Debate on waste incineration


Madam, - If Donal Buckley (Head 2 Head, June 11th) had taken the time to attend the recent oral hearing into plans for the proposed Poolbeg incinerator, he might well have been considerably less dogmatic about the benefits of this technology and the proposed location.

He would have learned that incinerators are being closed down all over the US, and that there is only one new incinerator being built in Europe, because the economics of their operation are so unfavourable. He might have been surprised that the "waste to energy" plant, should it be allowed, would most probably increase the cost of waste collection by a factor of three on present figures, which even Ibec might find distressing.

He would have found that the situation regarding harmful discharges is still open to question, partly because it is not possible to measure very low levels of dioxins and because the effects of micro-particulate matter are still under investigation. He would have heard that some German incinerators are having to import waste because recycling has succeeded so well that the waste available no longer has enough calorific value to support the furnaces.

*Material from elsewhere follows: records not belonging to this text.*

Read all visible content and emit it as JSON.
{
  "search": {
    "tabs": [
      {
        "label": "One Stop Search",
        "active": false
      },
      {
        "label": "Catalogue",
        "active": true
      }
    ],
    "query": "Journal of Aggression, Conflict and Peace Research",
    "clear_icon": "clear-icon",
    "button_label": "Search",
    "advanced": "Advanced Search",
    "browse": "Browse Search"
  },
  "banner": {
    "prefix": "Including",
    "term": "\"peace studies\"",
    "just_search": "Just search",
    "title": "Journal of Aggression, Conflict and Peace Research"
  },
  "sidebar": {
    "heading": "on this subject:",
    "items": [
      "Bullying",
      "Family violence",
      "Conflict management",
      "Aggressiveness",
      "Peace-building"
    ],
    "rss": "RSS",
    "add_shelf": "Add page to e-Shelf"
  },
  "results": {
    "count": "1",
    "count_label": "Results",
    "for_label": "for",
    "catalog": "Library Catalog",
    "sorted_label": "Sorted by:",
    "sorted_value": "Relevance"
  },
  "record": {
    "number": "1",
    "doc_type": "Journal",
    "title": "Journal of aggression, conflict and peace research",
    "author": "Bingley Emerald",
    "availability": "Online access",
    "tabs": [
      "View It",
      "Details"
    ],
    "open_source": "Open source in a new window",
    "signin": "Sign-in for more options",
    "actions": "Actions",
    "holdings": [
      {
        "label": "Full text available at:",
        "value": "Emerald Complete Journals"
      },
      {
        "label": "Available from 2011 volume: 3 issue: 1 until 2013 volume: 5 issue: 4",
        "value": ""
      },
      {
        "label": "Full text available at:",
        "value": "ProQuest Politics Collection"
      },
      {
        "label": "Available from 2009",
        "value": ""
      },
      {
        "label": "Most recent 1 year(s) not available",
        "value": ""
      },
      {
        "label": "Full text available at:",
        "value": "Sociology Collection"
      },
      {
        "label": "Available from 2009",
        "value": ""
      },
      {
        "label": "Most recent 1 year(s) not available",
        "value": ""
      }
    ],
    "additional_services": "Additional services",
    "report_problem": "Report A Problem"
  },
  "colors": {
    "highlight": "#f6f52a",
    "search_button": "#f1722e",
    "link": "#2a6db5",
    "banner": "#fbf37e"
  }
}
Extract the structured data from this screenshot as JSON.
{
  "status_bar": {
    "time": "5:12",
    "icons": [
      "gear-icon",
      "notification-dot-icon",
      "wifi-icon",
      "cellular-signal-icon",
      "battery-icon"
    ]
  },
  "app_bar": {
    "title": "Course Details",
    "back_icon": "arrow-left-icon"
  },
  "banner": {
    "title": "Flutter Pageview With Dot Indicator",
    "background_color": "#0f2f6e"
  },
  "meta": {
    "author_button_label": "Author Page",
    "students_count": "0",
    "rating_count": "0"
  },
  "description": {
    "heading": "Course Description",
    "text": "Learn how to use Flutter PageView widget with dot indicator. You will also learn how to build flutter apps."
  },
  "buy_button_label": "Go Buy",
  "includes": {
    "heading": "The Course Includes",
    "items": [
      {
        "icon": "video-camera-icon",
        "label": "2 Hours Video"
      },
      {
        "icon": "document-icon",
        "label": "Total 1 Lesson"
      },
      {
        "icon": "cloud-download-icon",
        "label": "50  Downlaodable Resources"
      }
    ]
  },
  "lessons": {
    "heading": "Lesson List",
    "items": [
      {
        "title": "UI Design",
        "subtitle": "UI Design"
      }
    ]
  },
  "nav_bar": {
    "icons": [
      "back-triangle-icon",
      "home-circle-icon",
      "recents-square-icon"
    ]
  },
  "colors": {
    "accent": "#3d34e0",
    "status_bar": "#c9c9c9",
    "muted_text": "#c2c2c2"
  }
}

He would have also learned that the proposed 600,000 tonne throughput at Poolbeg would generate 120,000 tonnes of waste, classified as "bottom ash", which would have to be landfilled or shipped abroad for disposal, again incurring shipping costs and a subsidy to the receivers. And his surprise might have increased further when he found it was proposed to erect this "facility" in an aluminium-clad building with a footprint bigger than that of Croke Park, higher than Liberty Hall and with two steel chimneys higher than the Spire - yet Dublin City Council feels it would not damage the amenity value of Dublin Bay!

Truly, it is time the citizens woke up. Both the European and national waste strategies put "reduction" as the key technology for dealing with the waste problem. This, of course, might have some impact on business, which may explain Ibec's stance. - Yours, etc,

MAURICE BRYAN,  Conservation Adviser, Butterfield Park, Dublin 14.

Madam, - Mary O'Leary of Chase (Head 2 Head, June 11th)refers to the appointment of Laura Burke to the board of directors of the Environmental Protection Agency.

I wish to point out that Laura Burke competed in an open competition for the position of EPA director and was interviewed by a committee established under the EPA Act 1992 and 2003. That committee comprises the Secretary to the Government, the Secretary of the Department of the Environment, Heritage and Local Government, the chairperson of the council of An Taisce, the managing director of the Industrial Development Authority, the general secretary of the Irish Congress of Trade Unions and the chief executive of the Council for the Status of Women.

To suggest, as the article did, that this committee selected Laura Burke because of her previous employment in the waste incineration industry does a grave disservice to the committee, to Laura Burke and to the EPA. For the record, Laura Burke is a valued member of the EPA board who continues to contribute positively to the agency's work. To avoid any real or perceived conflict of interest, she took no part whatever in the decisions on the licensing of Indaver's waste incinerators. - Yours, etc,

NIAMH LEAHY, EPA Media Relations Officer, Johnstown Castle Estate, Co Wexford.